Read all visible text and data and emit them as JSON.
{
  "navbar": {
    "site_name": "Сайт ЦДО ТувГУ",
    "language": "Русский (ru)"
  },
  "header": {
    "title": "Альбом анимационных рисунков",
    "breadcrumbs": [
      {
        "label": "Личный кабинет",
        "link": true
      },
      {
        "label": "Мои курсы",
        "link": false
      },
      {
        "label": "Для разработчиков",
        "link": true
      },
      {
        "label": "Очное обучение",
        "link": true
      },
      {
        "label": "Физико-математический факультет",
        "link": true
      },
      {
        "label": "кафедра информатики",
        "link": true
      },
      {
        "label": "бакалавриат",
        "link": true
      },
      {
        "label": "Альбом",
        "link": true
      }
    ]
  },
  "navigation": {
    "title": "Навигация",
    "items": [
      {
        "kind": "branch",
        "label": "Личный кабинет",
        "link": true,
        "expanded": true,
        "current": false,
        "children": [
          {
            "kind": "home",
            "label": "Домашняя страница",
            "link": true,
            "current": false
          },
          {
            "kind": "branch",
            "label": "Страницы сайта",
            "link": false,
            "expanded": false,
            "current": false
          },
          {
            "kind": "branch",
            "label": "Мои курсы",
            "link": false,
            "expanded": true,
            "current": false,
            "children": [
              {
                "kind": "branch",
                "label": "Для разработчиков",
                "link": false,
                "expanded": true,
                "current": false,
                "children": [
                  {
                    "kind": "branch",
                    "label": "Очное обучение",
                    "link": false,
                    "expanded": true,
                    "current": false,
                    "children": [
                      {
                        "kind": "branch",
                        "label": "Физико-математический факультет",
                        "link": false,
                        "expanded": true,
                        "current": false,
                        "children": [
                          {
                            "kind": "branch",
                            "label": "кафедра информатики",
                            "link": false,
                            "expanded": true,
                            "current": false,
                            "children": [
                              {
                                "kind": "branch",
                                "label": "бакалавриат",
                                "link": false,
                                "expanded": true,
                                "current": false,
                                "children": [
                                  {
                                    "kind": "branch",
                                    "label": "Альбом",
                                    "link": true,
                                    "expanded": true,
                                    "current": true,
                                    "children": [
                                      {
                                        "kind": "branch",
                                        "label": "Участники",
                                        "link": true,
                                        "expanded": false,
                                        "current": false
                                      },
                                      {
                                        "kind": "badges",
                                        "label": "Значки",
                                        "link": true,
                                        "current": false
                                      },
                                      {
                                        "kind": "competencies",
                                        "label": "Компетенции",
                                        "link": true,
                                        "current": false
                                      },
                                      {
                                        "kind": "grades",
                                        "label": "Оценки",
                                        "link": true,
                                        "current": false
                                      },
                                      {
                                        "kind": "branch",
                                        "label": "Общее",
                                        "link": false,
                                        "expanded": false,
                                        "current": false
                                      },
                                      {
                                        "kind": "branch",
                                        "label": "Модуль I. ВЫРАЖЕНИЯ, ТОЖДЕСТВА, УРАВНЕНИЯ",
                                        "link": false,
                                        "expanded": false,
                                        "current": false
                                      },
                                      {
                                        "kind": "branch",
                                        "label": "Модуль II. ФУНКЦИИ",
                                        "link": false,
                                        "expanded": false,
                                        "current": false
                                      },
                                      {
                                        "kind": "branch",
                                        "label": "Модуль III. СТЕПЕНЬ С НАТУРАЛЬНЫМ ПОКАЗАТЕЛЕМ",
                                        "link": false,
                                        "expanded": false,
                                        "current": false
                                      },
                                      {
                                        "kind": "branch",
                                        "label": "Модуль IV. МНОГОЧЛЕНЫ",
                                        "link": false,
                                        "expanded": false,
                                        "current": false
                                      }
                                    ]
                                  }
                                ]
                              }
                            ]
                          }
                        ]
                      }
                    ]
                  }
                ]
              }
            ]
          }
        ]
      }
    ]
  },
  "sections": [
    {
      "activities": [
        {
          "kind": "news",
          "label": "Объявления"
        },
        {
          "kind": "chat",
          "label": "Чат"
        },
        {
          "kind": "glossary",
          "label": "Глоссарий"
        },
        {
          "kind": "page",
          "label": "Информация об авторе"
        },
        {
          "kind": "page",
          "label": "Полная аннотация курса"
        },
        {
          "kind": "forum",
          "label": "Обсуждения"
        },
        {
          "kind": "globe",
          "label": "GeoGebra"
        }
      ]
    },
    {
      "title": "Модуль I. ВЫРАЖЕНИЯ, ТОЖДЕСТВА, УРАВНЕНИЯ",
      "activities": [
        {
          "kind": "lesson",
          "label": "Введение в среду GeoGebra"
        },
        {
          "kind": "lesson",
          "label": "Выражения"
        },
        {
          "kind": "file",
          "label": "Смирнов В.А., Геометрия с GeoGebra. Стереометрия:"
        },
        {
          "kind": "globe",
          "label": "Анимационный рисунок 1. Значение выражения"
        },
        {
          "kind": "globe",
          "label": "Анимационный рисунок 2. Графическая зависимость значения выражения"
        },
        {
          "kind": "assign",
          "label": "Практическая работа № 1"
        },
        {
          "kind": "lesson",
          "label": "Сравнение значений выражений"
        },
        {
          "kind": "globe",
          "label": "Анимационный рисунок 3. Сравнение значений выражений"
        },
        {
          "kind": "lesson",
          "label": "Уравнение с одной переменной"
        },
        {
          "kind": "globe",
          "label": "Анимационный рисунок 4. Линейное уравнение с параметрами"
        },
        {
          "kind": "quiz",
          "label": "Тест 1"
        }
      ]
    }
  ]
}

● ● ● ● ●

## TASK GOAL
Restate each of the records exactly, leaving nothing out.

## REPLY
Read all visible text and data and emit them as JSON.
{
  "navbar": {
    "site_name": "Сайт ЦДО ТувГУ",
    "language": "Русский (ru)"
  },
  "header": {
    "title": "Альбом анимационных рисунков",
    "breadcrumbs": [
      {
        "label": "Личный кабинет",
        "link": true
      },
      {
        "label": "Мои курсы",
        "link": false
      },
      {
        "label": "Для разработчиков",
        "link": true
      },
      {
        "label": "Очное обучение",
        "link": true
      },
      {
        "label": "Физико-математический факультет",
        "link": true
      },
      {
        "label": "кафедра информатики",
        "link": true
      },
      {
        "label": "бакалавриат",
        "link": true
      },
      {
        "label": "Альбом",
        "link": true
      }
    ]
  },
  "navigation": {
    "title": "Навигация",
    "items": [
      {
        "kind": "branch",
        "label": "Личный кабинет",
        "link": true,
        "expanded": true,
        "current": false,
        "children": [
          {
            "kind": "home",
            "label": "Домашняя страница",
            "link": true,
            "current": false
          },
          {
            "kind": "branch",
            "label": "Страницы сайта",
            "link": false,
            "expanded": false,
            "current": false
          },
          {
            "kind": "branch",
            "label": "Мои курсы",
            "link": false,
            "expanded": true,
            "current": false,
            "children": [
              {
                "kind": "branch",
                "label": "Для разработчиков",
                "link": false,
                "expanded": true,
                "current": false,
                "children": [
                  {
                    "kind": "branch",
                    "label": "Очное обучение",
                    "link": false,
                    "expanded": true,
                    "current": false,
                    "children": [
                      {
                        "kind": "branch",
                        "label": "Физико-математический факультет",
                        "link": false,
                        "expanded": true,
                        "current": false,
                        "children": [
                          {
                            "kind": "branch",
                            "label": "кафедра информатики",
                            "link": false,
                            "expanded": true,
                            "current": false,
                            "children": [
                              {
                                "kind": "branch",
                                "label": "бакалавриат",
                                "link": false,
                                "expanded": true,
                                "current": false,
                                "children": [
                                  {
                                    "kind": "branch",
                                    "label": "Альбом",
                                    "link": true,
                                    "expanded": true,
                                    "current": true,
                                    "children": [
                                      {
                                        "kind": "branch",
                                        "label": "Участники",
                                        "link": true,
                                        "expanded": false,
                                        "current": false
                                      },
                                      {
                                        "kind": "badges",
                                        "label": "Значки",
                                        "link": true,
                                        "current": false
                                      },
                                      {
                                        "kind": "competencies",
                                        "label": "Компетенции",
                                        "link": true,
                                        "current": false
                                      },
                                      {
                                        "kind": "grades",
                                        "label": "Оценки",
                                        "link": true,
                                        "current": false
                                      },
                                      {
                                        "kind": "branch",
                                        "label": "Общее",
                                        "link": false,
                                        "expanded": false,
                                        "current": false
                                      },
                                      {
                                        "kind": "branch",
                                        "label": "Модуль I. ВЫРАЖЕНИЯ, ТОЖДЕСТВА, УРАВНЕНИЯ",
                                        "link": false,
                                        "expanded": false,
                                        "current": false
                                      },
                                      {
                                        "kind": "branch",
                                        "label": "Модуль II. ФУНКЦИИ",
                                        "link": false,
                                        "expanded": false,
                                        "current": false
                                      },
                                      {
                                        "kind": "branch",
                                        "label": "Модуль III. СТЕПЕНЬ С НАТУРАЛЬНЫМ ПОКАЗАТЕЛЕМ",
                                        "link": false,
                                        "expanded": false,
                                        "current": false
                                      },
                                      {
                                        "kind": "branch",
                                        "label": "Модуль IV. МНОГОЧЛЕНЫ",
                                        "link": false,
                                        "expanded": false,
                                        "current": false
                                      }
                                    ]
                                  }
                                ]
                              }
                            ]
                          }
                        ]
                      }
                    ]
                  }
                ]
              }
            ]
          }
        ]
      }
    ]
  },
  "sections": [
    {
      "activities": [
        {
          "kind": "news",
          "label": "Объявления"
        },
        {
          "kind": "chat",
          "label": "Чат"
        },
        {
          "kind": "glossary",
          "label": "Глоссарий"
        },
        {
          "kind": "page",
          "label": "Информация об авторе"
        },
        {
          "kind": "page",
          "label": "Полная аннотация курса"
        },
        {
          "kind": "forum",
          "label": "Обсуждения"
        },
        {
          "kind": "globe",
          "label": "GeoGebra"
        }
      ]
    },
    {
      "title": "Модуль I. ВЫРАЖЕНИЯ, ТОЖДЕСТВА, УРАВНЕНИЯ",
      "activities": [
        {
          "kind": "lesson",
          "label": "Введение в среду GeoGebra"
        },
        {
          "kind": "lesson",
          "label": "Выражения"
        },
        {
          "kind": "file",
          "label": "Смирнов В.А., Геометрия с GeoGebra. Стереометрия:"
        },
        {
          "kind": "globe",
          "label": "Анимационный рисунок 1. Значение выражения"
        },
        {
          "kind": "globe",
          "label": "Анимационный рисунок 2. Графическая зависимость значения выражения"
        },
        {
          "kind": "assign",
          "label": "Практическая работа № 1"
        },
        {
          "kind": "lesson",
          "label": "Сравнение значений выражений"
        },
        {
          "kind": "globe",
          "label": "Анимационный рисунок 3. Сравнение значений выражений"
        },
        {
          "kind": "lesson",
          "label": "Уравнение с одной переменной"
        },
        {
          "kind": "globe",
          "label": "Анимационный рисунок 4. Линейное уравнение с параметрами"
        },
        {
          "kind": "quiz",
          "label": "Тест 1"
        }
      ]
    }
  ]
}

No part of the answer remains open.